A man relaxes on a bench in London on Wednesday next to a sculpture of Paddington Bear, as the United Kingdom remains in lockdown to help curb the spread of the novel coronavirus. [FRANK AUGSTEIN/THE ASSOCIATED PRESS]
With terms such as WFH, social distancing and self-isolation now in common parlance, the Oxford English Dictionary has made an extraordinary update to include Covid-19 and words related to the pandemic in its definitive record of the English language.
随着“WFH”（work from home，在家办公）、“保持社交距离”和“自我隔离”等词汇成为常用词，《牛津英语词典》进行了一次非常规更新，将新冠肺炎疫情相关词汇纳入其中。
The dictionary’s executive editor Bernadette Paton said that it was “a rare experience for lexicographers to observe an exponential rise in usage of a single word in a very short period of time, and for that word to come overwhelmingly to dominate global discourse, even to the exclusion of most other topics”.

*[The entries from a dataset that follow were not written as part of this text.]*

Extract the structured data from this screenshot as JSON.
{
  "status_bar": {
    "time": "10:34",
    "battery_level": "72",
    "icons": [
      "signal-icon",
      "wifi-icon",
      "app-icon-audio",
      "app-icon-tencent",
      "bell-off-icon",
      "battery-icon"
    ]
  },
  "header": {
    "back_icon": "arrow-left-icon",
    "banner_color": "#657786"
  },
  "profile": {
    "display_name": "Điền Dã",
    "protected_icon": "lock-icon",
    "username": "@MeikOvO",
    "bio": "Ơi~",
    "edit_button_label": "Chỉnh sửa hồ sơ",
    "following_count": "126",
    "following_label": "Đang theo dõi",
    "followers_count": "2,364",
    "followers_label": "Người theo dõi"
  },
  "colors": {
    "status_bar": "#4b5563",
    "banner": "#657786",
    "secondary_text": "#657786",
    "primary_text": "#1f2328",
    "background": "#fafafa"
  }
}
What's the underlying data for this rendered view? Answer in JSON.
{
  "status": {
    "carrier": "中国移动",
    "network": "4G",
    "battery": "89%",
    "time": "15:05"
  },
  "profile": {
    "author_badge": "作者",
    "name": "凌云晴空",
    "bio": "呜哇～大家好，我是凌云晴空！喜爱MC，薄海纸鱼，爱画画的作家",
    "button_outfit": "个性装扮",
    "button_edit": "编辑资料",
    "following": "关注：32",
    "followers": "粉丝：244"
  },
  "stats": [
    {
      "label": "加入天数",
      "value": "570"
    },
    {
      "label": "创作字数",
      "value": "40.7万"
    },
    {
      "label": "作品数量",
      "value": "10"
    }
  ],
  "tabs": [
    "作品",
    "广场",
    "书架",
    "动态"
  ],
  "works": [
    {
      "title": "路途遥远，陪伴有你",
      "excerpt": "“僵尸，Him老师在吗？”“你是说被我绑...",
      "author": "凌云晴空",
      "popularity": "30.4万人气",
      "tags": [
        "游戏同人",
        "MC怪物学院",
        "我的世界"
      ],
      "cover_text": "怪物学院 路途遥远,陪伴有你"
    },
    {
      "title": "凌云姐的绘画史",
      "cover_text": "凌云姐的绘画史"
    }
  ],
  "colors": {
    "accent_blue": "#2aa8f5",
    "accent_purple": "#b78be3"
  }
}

Covid-19 has done that, and has thus been added as a new entry in the OED, where it is described as “an acute respiratory illness in humans caused by a coronavirus, which is capable of producing severe symptoms and death, esp. in the elderly and others with underlying health conditions”.
“As something of a departure, this update comes outside of our usual quarterly publication cycle,” said Paton. “But these are extraordinary times, and OED lexicographers, who like many others are all working from home … are tracking the development of the language of the pandemic and offering a linguistic and historical context to their usage.”
The OED’s analysis of more than 8bn words of online news stories found that coronavirus and Covid-19, a shortening of coronavirus disease 2019, are now dominating global discourse. While back in December, words such as Brexit, impeachment and climate dominated news, by January, coronavirus was seeing significant use alongside current affairs terms such as bushfire, koala, Iraqi, locust and assassination. By March every single word in the OED’s top 20 list of keywords was related to coronavirus.
“In January, the words mainly relate to naming and describing the virus: coronavirus, SARS, virus, human-to-human, respiratory, flu-like,” said the OED in an analysis. “By March, the keywords reflect the social impact of the virus, and issues surrounding the medical response: social distancing, self-isolation and self-quarantine, lockdown, non-essential (as in non-essential travel), and postpone are all especially frequent, as are PPE and ventilator.”
The OED’s lexicographers have noticed a rise in the use of specialist medical terms and new acronyms, such as WFH and PPE. The first noted usage of working from home was in 1995, but Paton notes that “the abbreviation was known to very few before it became a way of life for so many of us”. The abbreviation PPE, for personal protective equipment, dates back to 1977 but was “formerly probably restricted to healthcare and emergency professionals”.
Social distancing, first used in 1957, “was originally an attitude rather than a physical term, referring to an aloofness or a deliberate attempt to distance oneself from others socially. Now we all understand it as keeping a physical distance between ourselves and others to avoid infection,” wrote Paton.
Previous pandemics have also given rise to new vocabulary. Usage of “pestilence”, or “a fatal epidemic or disease”, first appears in 1382, not long after the bubonic plague peaked in Europe between 1347 and 1351. The adjective “self-quarantined” was first used in 1878 to describe the actions of the villagers of Eyam in the 17th century, who isolated themselves to prevent the second wave of “Black Death” from spreading to surrounding villages.
“It is a consistent theme of lexicography that great social change brings great linguistic change, and that has never been truer than in this current global crisis,” wrote Paton.